**Work required:** For the records below, give the number of lines in which "icon" appears, and add nothing else.

--- START ---

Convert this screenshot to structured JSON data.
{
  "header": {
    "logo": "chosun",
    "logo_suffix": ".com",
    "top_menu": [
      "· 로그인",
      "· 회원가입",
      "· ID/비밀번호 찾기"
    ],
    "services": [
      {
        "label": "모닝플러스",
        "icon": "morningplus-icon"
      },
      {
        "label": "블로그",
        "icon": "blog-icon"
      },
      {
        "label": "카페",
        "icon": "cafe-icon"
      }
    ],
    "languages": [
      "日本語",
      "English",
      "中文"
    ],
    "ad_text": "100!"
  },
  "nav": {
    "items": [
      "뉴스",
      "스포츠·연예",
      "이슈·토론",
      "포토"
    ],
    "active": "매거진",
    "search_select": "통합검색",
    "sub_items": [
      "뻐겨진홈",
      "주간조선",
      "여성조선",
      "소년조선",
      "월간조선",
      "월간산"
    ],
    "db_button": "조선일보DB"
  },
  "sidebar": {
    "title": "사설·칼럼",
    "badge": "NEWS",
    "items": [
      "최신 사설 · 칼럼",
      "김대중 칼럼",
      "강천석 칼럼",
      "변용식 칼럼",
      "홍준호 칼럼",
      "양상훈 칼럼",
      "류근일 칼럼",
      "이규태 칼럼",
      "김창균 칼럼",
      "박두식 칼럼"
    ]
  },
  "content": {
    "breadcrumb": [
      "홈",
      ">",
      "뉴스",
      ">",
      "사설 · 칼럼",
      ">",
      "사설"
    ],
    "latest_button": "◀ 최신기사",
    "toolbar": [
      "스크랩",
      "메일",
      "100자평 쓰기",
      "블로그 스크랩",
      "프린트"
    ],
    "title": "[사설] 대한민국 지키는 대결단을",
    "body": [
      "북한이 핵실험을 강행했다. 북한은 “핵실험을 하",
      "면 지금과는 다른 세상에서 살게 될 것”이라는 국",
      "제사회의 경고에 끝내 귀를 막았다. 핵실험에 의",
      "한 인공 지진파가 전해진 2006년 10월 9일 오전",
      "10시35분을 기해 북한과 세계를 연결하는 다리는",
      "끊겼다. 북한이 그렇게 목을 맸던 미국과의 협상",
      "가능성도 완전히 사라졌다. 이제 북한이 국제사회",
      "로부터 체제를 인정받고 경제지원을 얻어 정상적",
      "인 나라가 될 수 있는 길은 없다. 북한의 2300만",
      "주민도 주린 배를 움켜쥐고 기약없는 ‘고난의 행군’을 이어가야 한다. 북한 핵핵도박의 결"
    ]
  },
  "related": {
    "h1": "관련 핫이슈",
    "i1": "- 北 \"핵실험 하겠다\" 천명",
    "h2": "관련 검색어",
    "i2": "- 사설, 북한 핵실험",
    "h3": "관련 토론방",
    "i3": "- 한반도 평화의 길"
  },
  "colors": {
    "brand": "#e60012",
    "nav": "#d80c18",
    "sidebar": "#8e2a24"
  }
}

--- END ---

**Answer box:** 3